We cannot be satisfied with interreligious peace meetings, thinking that with those initiatives we have solved the problem of coexistence between us. But we will really have to commit ourselves so that in our schools, in our institutions, in the media, in politics, in places of worship, the name of God, of brother and of life partner, resonates. We will have to learn to be more attentive to the language we use and become aware that the reconstruction of a serious model of relations between us will require time, patience and courage. We will need a new alliance, between people of goodwill who, regardless of faith, identity and political vision, feel the other as part of themselves and wish to commit themselves to live with this conscience.
This crisis must bring the Israeli-Palestinian question back to the centre of the international agenda, which lately seems to have been forgotten, but which nevertheless has always continued to be a painful wound. The wound was only covered, hidden, but never healed. Once the band that covered it was removed, it became visible and painful again – perhaps even more than in the past.
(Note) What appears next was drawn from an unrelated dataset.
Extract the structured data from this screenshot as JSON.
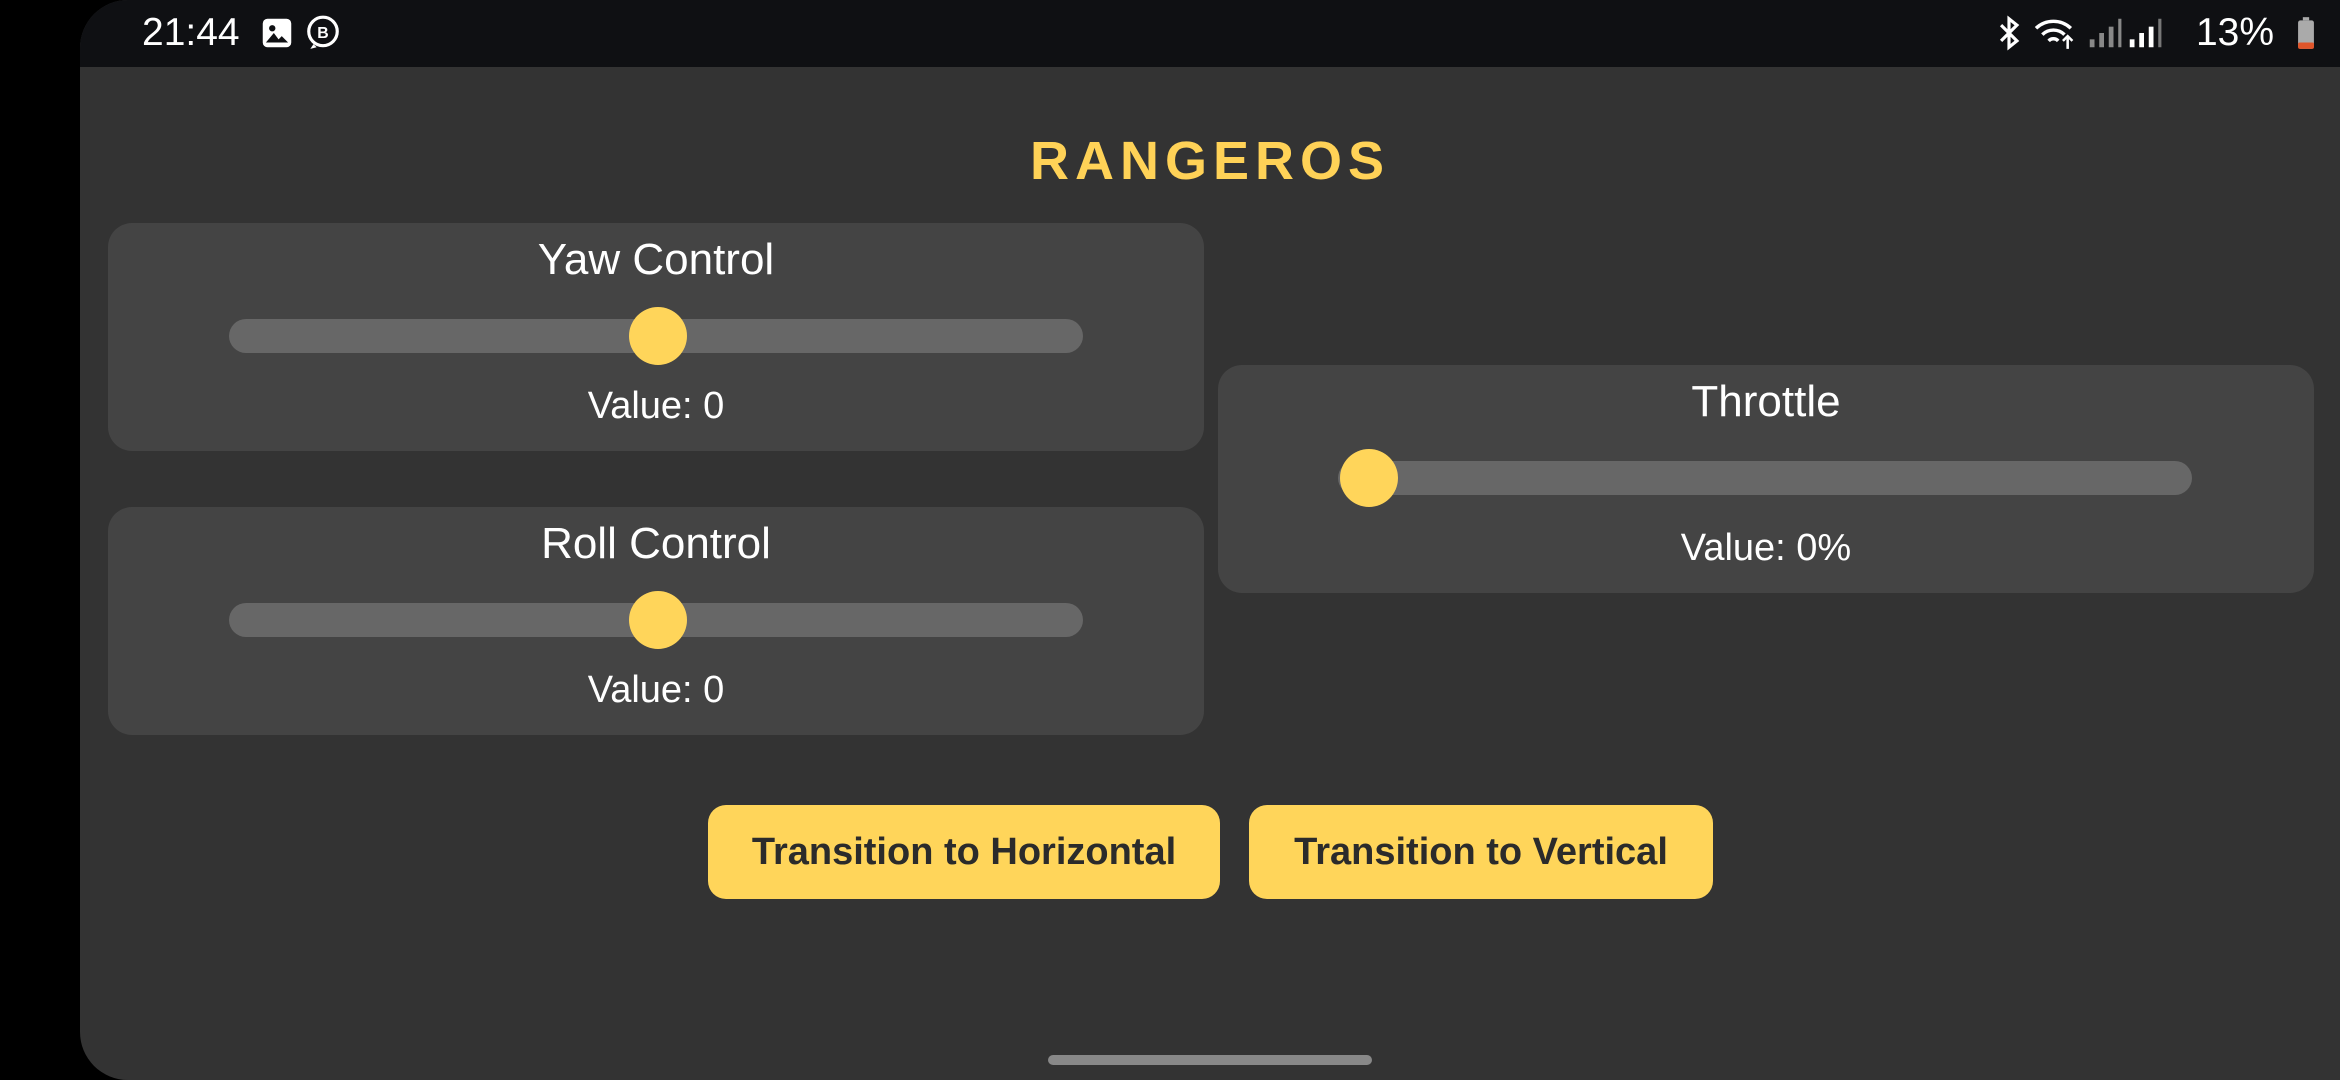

I invite you to pray for the Church of Jerusalem, so that it may be a Church that goes beyond closed walls and doors; that she believes, announces, builds peace, but “not as the world gives it” (Jn 14:27). We have, in fact, already witnessed too many times to betrayed and offended announcements of peace. The Church will have to build the peace which is the fruit of the Spirit, who gives life and trust, always anew, without ever getting tired.
+ Pierbattista Pizzaballa
His Beatitude Archbishop Pierbattista Pizzaballa
Latin Patriarch of Jerusalem
The Holy Land Co-ordination is an annual pilgrimage of Bishops from around the world to the lands of Christ. Mandated by the Holy See, it exists to act in solidarity with region’s Christian communities and share in the pastoral life of the local Church as it experiences extreme political and social-economic pressure.